ONTARIO — It was a first, within anyone’s memory, that a speaker of the Oregon House of Representatives visited Malheur County and other eastern Oregon locations, but current Speaker Tina Kotek, D-Portland, was in the county Wednesday and today visiting with local leaders and residents, and touring local industry.
Her visit was hosted by State Rep. Cliff Bentz, R-Ontario. Also, attending was Greg Smith, Malheur County Economic Development director, in his role as representative for District 57.
This morning, Kotek who represents House District 44, met with city and county leaders, business leaders and others for a question-and-answer session at the Clarion Inn in Ontario.
“Every community has challenges,” Kotek said in her opening remarks, including her North Portland district.
The real challenge is to get from challenges to solutions, Kotek said.
“I’m willing to work to make the entire state successful,” she said.
Much of the discussion focused on transportation. The No. 1 priority for the 2017 legislative session is the transportation package, with the goals of addressing maintenance needs for existing and additional infrastructure.
There will be a public meeting June 28 in Ontario to allow local residents to comment on transportation needs in the cities and county. People are encouraged to testify.
Bentz is co-chairman of the committee that is working on the transportation issues.
In reply to a question from Ontario Mayor Ron Verini, Kotek said she supported Portland residents voting to tax themselves on fuel to pay for roads but did not think it would hurt to get a statewide gas tax increase in the Legislature.
Kotek, in answer to a question from County Commissioner Larry Wilson, said it would be hard to get the distribution formula for gas tax changed between the state, counties and cities, and there could be danger in opening that up as there might be unintended consequences.
However, Kotek said she is willing to work on getting more money to regions in the ConnectOregon program and finding more permanent funding. ConnectOregon helps communities and private businesses fund transportation infrastructure improvements.
She also agreed with Ontario businessman Ralph Poole that the application process for ConnectOregon projects could be simplified for small business.

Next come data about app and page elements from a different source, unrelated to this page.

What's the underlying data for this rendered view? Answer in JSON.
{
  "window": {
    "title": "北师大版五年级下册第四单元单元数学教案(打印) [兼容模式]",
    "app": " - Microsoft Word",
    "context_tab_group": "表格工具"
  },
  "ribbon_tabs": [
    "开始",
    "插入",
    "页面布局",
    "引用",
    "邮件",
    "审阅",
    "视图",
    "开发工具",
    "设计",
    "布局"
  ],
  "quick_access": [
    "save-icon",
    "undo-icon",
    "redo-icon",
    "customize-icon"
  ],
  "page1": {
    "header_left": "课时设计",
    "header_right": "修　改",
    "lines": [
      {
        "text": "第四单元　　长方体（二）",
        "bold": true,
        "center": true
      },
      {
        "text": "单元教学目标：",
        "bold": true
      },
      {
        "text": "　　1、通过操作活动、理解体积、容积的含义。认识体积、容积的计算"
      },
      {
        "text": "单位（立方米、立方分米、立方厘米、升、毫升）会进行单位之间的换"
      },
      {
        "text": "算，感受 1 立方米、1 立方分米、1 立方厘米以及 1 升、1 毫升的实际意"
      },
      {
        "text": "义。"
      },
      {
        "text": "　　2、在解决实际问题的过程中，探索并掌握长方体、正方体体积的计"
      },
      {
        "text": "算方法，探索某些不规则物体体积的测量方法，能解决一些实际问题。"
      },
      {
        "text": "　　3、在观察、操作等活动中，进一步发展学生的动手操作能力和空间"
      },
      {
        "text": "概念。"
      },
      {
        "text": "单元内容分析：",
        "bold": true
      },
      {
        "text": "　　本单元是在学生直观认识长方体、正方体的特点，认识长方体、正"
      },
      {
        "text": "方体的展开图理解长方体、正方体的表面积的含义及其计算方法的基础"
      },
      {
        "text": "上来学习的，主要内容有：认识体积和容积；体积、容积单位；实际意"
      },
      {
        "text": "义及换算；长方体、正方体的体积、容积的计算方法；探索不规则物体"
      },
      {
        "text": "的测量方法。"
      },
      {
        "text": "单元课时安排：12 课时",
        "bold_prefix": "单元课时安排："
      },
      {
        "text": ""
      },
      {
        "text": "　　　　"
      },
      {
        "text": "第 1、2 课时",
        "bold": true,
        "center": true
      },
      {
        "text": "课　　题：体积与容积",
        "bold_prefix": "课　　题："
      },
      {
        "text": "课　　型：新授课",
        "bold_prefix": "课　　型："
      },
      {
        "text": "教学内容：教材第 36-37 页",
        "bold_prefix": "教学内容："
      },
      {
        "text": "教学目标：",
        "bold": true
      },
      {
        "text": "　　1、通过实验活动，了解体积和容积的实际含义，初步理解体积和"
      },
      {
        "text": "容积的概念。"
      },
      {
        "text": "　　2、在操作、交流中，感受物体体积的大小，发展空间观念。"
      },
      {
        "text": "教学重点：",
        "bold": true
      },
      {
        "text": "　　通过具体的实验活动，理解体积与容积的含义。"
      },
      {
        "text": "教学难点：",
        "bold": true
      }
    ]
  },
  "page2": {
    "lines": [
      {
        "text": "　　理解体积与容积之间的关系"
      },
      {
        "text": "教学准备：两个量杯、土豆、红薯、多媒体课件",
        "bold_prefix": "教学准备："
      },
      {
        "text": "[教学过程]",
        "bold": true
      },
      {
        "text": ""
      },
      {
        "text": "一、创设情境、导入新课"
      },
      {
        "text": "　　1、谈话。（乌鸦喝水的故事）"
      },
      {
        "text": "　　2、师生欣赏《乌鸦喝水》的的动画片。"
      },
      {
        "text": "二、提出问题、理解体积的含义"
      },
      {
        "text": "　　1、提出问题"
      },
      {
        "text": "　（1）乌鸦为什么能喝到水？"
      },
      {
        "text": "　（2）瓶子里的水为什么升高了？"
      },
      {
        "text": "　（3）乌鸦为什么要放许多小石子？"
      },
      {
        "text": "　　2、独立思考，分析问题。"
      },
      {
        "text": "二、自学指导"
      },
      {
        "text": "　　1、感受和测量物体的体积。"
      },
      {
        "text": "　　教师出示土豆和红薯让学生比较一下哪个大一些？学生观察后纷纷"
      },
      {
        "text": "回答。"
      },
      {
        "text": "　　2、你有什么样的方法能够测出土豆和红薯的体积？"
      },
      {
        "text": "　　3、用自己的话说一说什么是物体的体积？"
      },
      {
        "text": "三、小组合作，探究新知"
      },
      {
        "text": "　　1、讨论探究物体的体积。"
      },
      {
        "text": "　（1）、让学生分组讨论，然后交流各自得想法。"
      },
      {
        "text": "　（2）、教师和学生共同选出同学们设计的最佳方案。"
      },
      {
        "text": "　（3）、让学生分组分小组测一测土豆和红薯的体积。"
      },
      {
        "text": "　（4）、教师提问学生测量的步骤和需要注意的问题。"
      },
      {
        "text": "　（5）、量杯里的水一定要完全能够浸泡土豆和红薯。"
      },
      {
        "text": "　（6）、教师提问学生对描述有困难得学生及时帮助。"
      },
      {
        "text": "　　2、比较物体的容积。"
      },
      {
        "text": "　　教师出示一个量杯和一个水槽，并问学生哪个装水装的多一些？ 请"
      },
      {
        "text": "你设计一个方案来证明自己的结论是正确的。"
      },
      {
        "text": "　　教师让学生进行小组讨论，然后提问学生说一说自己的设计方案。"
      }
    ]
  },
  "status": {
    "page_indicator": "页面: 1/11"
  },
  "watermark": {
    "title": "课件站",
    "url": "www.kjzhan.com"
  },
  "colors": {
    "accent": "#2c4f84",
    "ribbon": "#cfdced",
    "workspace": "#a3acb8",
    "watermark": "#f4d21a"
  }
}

Whether the clean fuels bill, designed to reduce carbon emissions from vehicles, will increase the cost of fuels is not known yet, Kotek said.
The legislation passed after lengthy discussion and a Republican attempt to repeal it failed.
Kotek noted that there are arguments for and against the clean fuels bill that won’t work, and it will cause a significant price increase at the pump.
It is too early to know what the price impact will be , she said.
Smith said there are ongoing conversations to create a bimodal transportation complex in Malheur County that would facilitate shipping products from the area in more timely and efficient manner.
Grant Kitamura, of Murakami Produce in Ontario, said the local industry needed help with shipping. Being isolated means trouble getting trucks in and out of the area.
Harney County Clerk Derrin Robinson said hay producers were interested in the possibility of a bimodal facility in Malheur County as well.
As part of her tour, Kotek was going to get a look at the Juntura Cutoff Road, for which the Legislature provided funding for major improvements. Smith lauded Kotek’s and Bentz’s efforts in getting that funding approved.
After completing her tour in Malheur and Harney counties today, Kotek was also visiting Baker County.